## WHAT TO PRODUCE
Scan the listing below for "Code", then report every line that has it.

## SOURCE DATA
^^^^^^^^

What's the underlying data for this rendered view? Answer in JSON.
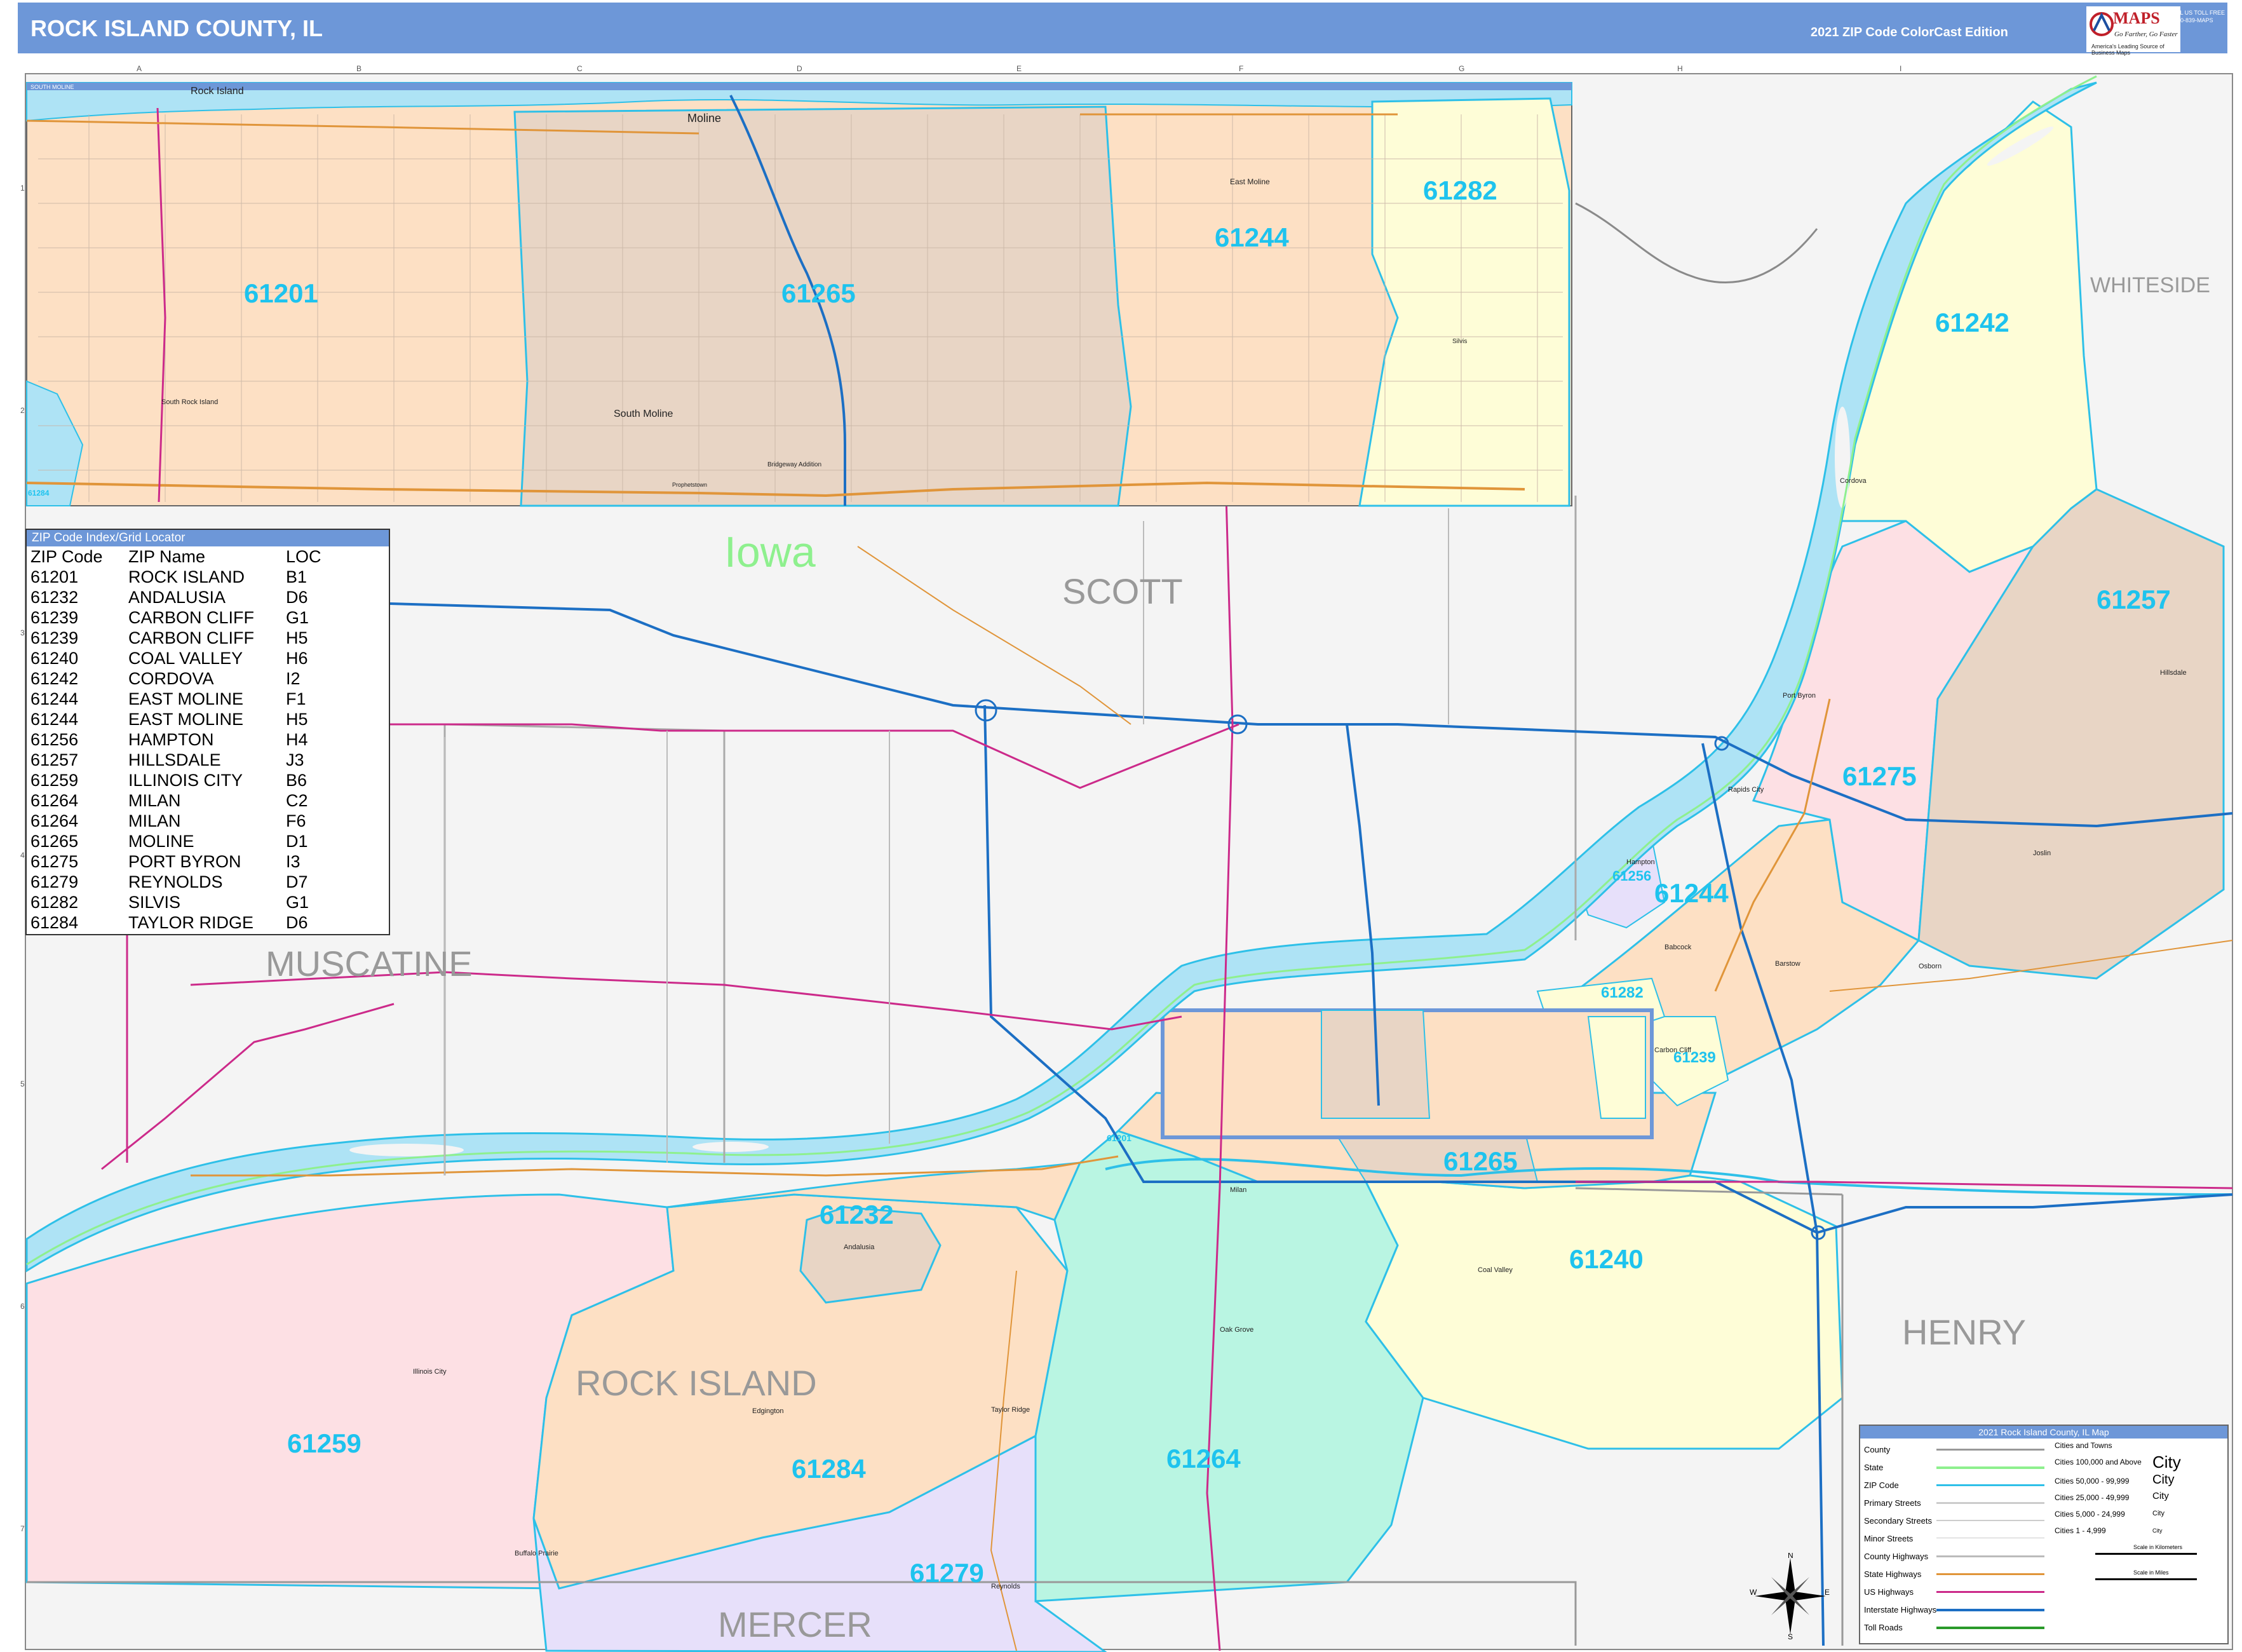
{
  "header": {
    "title": "ROCK ISLAND COUNTY, IL",
    "edition": "2021 ZIP Code ColorCast Edition",
    "logo": {
      "brand": "MAPS",
      "tagline": "Go Farther, Go Faster",
      "sub": "America's Leading Source of Business Maps",
      "phone": "CALL US TOLL FREE 1-800-839-MAPS"
    }
  },
  "grid": {
    "columns": [
      "A",
      "B",
      "C",
      "D",
      "E",
      "F",
      "G",
      "H",
      "I"
    ],
    "rows": [
      "1",
      "2",
      "3",
      "4",
      "5",
      "6",
      "7"
    ]
  },
  "labels": {
    "iowa": "Iowa",
    "scott": "SCOTT",
    "muscatine": "MUSCATINE",
    "whiteside": "WHITESIDE",
    "henry": "HENRY",
    "mercer": "MERCER",
    "rock_island": "ROCK ISLAND"
  },
  "inset": {
    "title_strip": "SOUTH MOLINE",
    "towns": {
      "rock_island": "Rock Island",
      "moline": "Moline",
      "east_moline": "East Moline",
      "south_rock_island": "South Rock Island",
      "south_moline": "South Moline",
      "bridgeway": "Bridgeway Addition",
      "prophetstown": "Prophetstown",
      "silvis": "Silvis"
    },
    "zips": {
      "z61201": "61201",
      "z61265": "61265",
      "z61244": "61244",
      "z61282": "61282",
      "z61284": "61284"
    }
  },
  "zips": {
    "z61242": "61242",
    "z61257": "61257",
    "z61275": "61275",
    "z61256": "61256",
    "z61244": "61244",
    "z61282": "61282",
    "z61239": "61239",
    "z61201": "61201",
    "z61265": "61265",
    "z61232": "61232",
    "z61240": "61240",
    "z61259": "61259",
    "z61284": "61284",
    "z61264": "61264",
    "z61279": "61279"
  },
  "towns": {
    "cordova": "Cordova",
    "port_byron": "Port Byron",
    "hillsdale": "Hillsdale",
    "joslin": "Joslin",
    "rapids_city": "Rapids City",
    "hampton": "Hampton",
    "barstow": "Barstow",
    "osborn": "Osborn",
    "carbon_cliff": "Carbon Cliff",
    "milan": "Milan",
    "coal_valley": "Coal Valley",
    "oak_grove": "Oak Grove",
    "edgington": "Edgington",
    "taylor_ridge": "Taylor Ridge",
    "illinois_city": "Illinois City",
    "buffalo_prairie": "Buffalo Prairie",
    "reynolds": "Reynolds",
    "andalusia": "Andalusia",
    "babcock": "Babcock"
  },
  "zip_index": {
    "title": "ZIP Code Index/Grid Locator",
    "headers": [
      "ZIP Code",
      "ZIP Name",
      "LOC"
    ],
    "rows": [
      [
        "61201",
        "ROCK ISLAND",
        "B1"
      ],
      [
        "61232",
        "ANDALUSIA",
        "D6"
      ],
      [
        "61239",
        "CARBON CLIFF",
        "G1"
      ],
      [
        "61239",
        "CARBON CLIFF",
        "H5"
      ],
      [
        "61240",
        "COAL VALLEY",
        "H6"
      ],
      [
        "61242",
        "CORDOVA",
        "I2"
      ],
      [
        "61244",
        "EAST MOLINE",
        "F1"
      ],
      [
        "61244",
        "EAST MOLINE",
        "H5"
      ],
      [
        "61256",
        "HAMPTON",
        "H4"
      ],
      [
        "61257",
        "HILLSDALE",
        "J3"
      ],
      [
        "61259",
        "ILLINOIS CITY",
        "B6"
      ],
      [
        "61264",
        "MILAN",
        "C2"
      ],
      [
        "61264",
        "MILAN",
        "F6"
      ],
      [
        "61265",
        "MOLINE",
        "D1"
      ],
      [
        "61275",
        "PORT BYRON",
        "I3"
      ],
      [
        "61279",
        "REYNOLDS",
        "D7"
      ],
      [
        "61282",
        "SILVIS",
        "G1"
      ],
      [
        "61284",
        "TAYLOR RIDGE",
        "D6"
      ]
    ]
  },
  "legend": {
    "title": "2021 Rock Island County, IL Map",
    "items": [
      "County",
      "State",
      "ZIP Code",
      "Primary Streets",
      "Secondary Streets",
      "Minor Streets",
      "County Highways",
      "State Highways",
      "US Highways",
      "Interstate Highways",
      "Toll Roads"
    ],
    "cities_title": "Cities and Towns",
    "cities": [
      "Cities 100,000 and Above",
      "Cities 50,000 - 99,999",
      "Cities 25,000 - 49,999",
      "Cities 5,000 - 24,999",
      "Cities 1 - 4,999"
    ],
    "city_sample": "City",
    "scale_km": "Scale in Kilometers",
    "scale_mi": "Scale in Miles"
  },
  "compass": {
    "n": "N",
    "s": "S",
    "e": "E",
    "w": "W"
  },
  "colors": {
    "header": "#6d97d8",
    "zip_label": "#1ec3ee",
    "water": "#aee3f5",
    "zip_boundary": "#2ec0e8",
    "peach": "#fde0c4",
    "tan": "#e8d5c5",
    "yellow": "#fefdd7",
    "pink": "#fde0e4",
    "green": "#b9f5e2",
    "lavender": "#e7e0fa",
    "state_line": "#8ef08e",
    "us_highway": "#cc2a8a",
    "interstate": "#1c6fc4",
    "state_highway": "#e0953a"
  }
}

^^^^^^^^

## EXPECTED ANSWER
    "edition": "2021 ZIP Code ColorCast Edition",
    "title": "ZIP Code Index/Grid Locator",
      "ZIP Code",
      "ZIP Code",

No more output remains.